Secretary of State-elect Lawerence Denney has said he favors eliminating primary elections and letting the parties figure out how to nominate their candidates. Actually, he’s on the right track because it’s ridiculous for the state to be spending money on primary elections that draw less than 20 percent of eligible voters. Since some 80 percent of the people have made it clear they don’t want to exercise their right to vote, then maybe they should lose that right. If nothing else, the howls of protest would offer some entertainment value.
A better idea is to find something else that does work. Oregon voters rejected an interesting idea that is used in Washington and some other states: End closed primaries and open the elections to all comers. The top two vote-getters for a given office would square off in the general election.
That means, two Republicans could be running against one another in a general election – which often would be the case in Idaho. If the top-two format were used in Idaho in the governor’s race, Gov. Butch Otter might have been going against Republican State Sen. Russ Fulcher instead of Democrat A.J. Balukoff. Voters in rural Idaho – which holds all the power in elections – then would have a real choice.
Idaho is not a two-party system in a traditional sense, but there are two distinctly divided factions in the Republican Party. There is, in lack of a better name, the “Tea Party Crowd” (TPC), led by Congressman Raul Labrador and at least half of the state’s House leadership.

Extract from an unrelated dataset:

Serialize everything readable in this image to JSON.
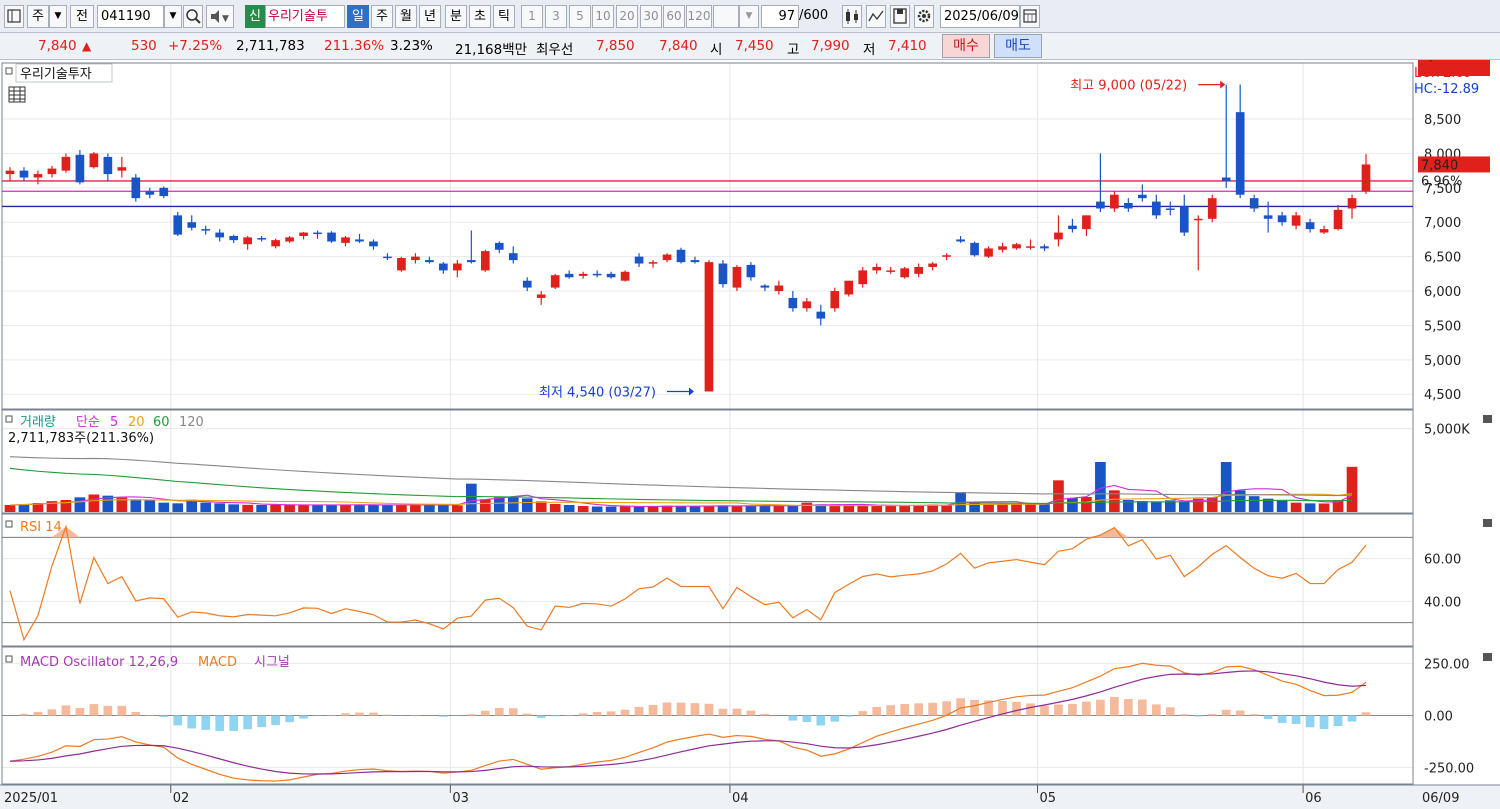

That group has a name for the other side: RINO – “Republicans in Name Only,” with Otter and Congressman Mike Simpson being among the charter members. The TPC prides itself on being “traditional Republicans,” who oppose anything to do with President Obama, Medicaid expansion and government-sanctioned education standards. The RINO group doesn’t like Obama, but are friendlier to selective “moderate” causes.

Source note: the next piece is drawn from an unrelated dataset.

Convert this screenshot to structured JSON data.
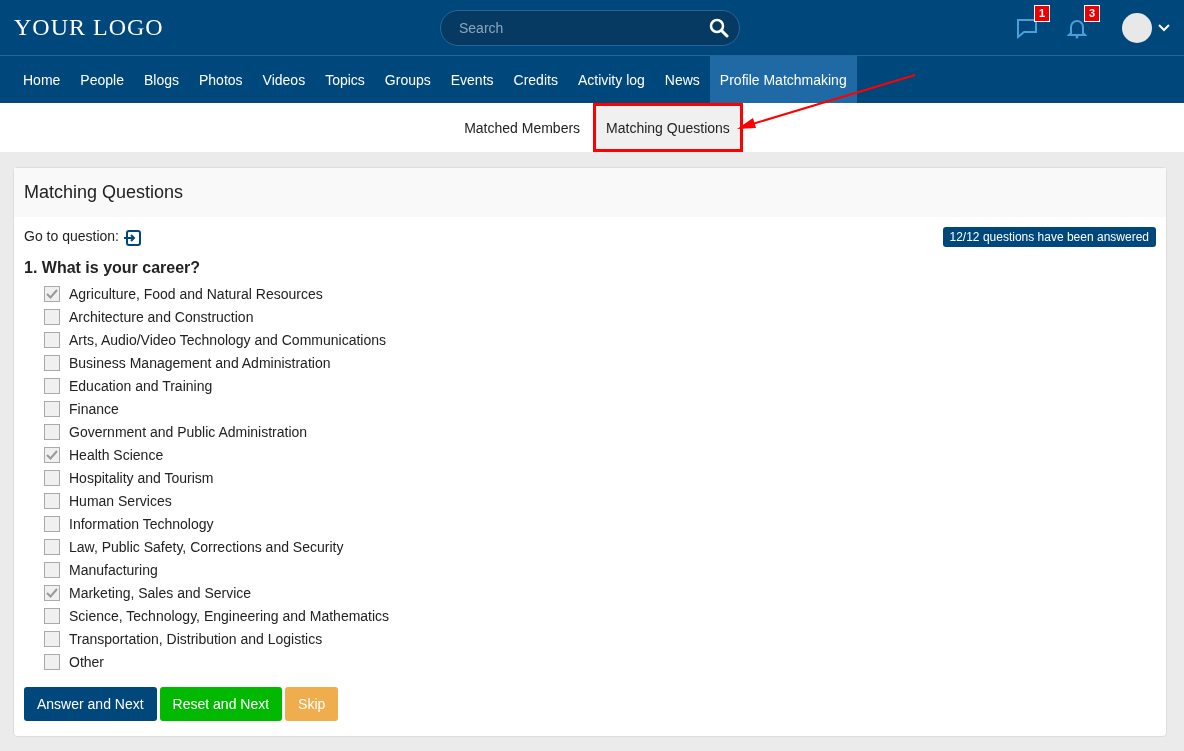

Sen.-elect Grant Burgoyne, D-Boise, has a bill prepared that’s similar to the one rejected in Oregon and I hope he introduces it. Burgoyne has a few other ideas – including merging the primary and general elections and eliminating party labels.
“Political parties have outlived their usefulness,” he said. “Republicans and Democrats are a net negative in my view at the national level, and that’s becoming more true on the state level.”
Coming up with a perfect system probably is not possible, but as Burgoyne says, “everything we’re talking about is better than what we’ve got, which tells you something about what we’ve got.”
And what we’ve got is only a little bit better than Communist Russia – where, I think, my old golf irons are resting in misery.Share on Facebook